We can’t mention this season of Cobra Kai without mentioning the performances of two actors whose roles were elevated this season: Thomas Ian Griffith as Terry Silver and Yuji Okumoto as Chozen. Griffith plays Terry Silver as a mustache-twirling villain and dials it up to 11 in every scene. He ought to be absurdly ludicrous, yet the structure of the program makes it work flawlessly. The same goes for Yuji Okumoto as Chozen. We remember Chozen from The Karate Kid Part II and his guest appearances in past seasons of Cobra Kai, but now as a series regular for season 5, he really gets a chance to shine. One unexpected aspect is how humorous Chozen is throughout the season, but at the same time, he flexes his dramatic muscles when the situation calls for it, whether it’s him getting into a fight while inebriated or getting emotional while inebriated a short while afterward.

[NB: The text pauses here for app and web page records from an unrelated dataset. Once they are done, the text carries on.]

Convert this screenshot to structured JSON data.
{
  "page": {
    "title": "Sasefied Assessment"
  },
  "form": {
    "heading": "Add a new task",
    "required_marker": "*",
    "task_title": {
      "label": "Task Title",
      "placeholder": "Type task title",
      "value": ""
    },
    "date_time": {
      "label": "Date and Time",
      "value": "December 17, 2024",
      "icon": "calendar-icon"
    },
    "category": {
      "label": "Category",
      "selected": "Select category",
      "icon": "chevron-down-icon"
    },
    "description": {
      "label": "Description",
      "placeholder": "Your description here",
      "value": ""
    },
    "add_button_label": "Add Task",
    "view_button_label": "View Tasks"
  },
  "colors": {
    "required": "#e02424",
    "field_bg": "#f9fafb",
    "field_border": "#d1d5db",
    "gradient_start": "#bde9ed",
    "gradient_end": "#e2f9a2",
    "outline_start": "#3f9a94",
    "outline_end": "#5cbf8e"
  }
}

Naturally, this is Cobra Kai, and William Zabka as Johnny remains a national treasure. He goes through a lot of changes over the season, showing his growth. Once again: where is William Zabka’s Emmy?!? Like Chozen, Johnny can be very humorous when the situation calls for it and incredibly tragic without skipping a beat. Ralph Macchio has a little bit more to do this season since his mission to eliminate Terry Silver pushes him a little too far, which is a positive aspect of Cobra Kai this season. At this point, Ralph Macchio and William Zabka can both perform these roles in their sleep, but they continue to impress season after season.

Nevertheless, Cobra Kai wouldn’t be Cobra Kai without elaborating on the mythology of The Karate Kid movies. In an age of ceaseless reboots and “requels,” Cobra Kai and the Creed films, in my opinion, are the quintessential examples of how to correctly execute nostalgia. Both Cobra Kai and Creed progress an existing plot and pass it on to the next generation, doing it as a labor of love for the franchises’ pre-existing movies that weren’t regarded as “great” in the process. This season of Cobra Kai extends on The Karate Kid III (a poorly regarded movie), and improves the plot, much like Creed did for Rocky IV (another poorly received movie). It makes you want to watch The Karate Kid III again, especially because it uses archival film to create its signature flashbacks when necessary throughout the season. Paying homage to The Karate Kid III wouldn’t be complete without mentioning Johnny 2.0: Mike Barnes (Sean Kanan), who makes a comeback this season. I can’t discuss the twists and turns that occur with Mike Barnes since Netflix has a red scope aimed at me, so I’ll just say that he is also fantastic and that his story is engaging, unexpected, and well-written. Fans will also adore a few other Easter Eggs from The Karate Kid III that show up as well.

As previously indicated, Cobra Kai should not work as well as it does. Although it seems absurd to make a 30-year-old sequel to a long-forgotten film (Top Gun: Maverick did it awesomely as well), damn if it doesn’t succeed yet again! I have to stop being repeatedly amazed that Cobra Kai is so damn close to being flawless in its engagement and execution at this point as they have now been doing it for 5 seasons. The only reason that this show doesn’t pass with flying colors is there is a key scene in the final episode that doesn’t work as well as intended, but otherwise, they show once again that this show has no business being so damn good!!!

Cobra Kai premieres this Friday, September 9th, on Netflix.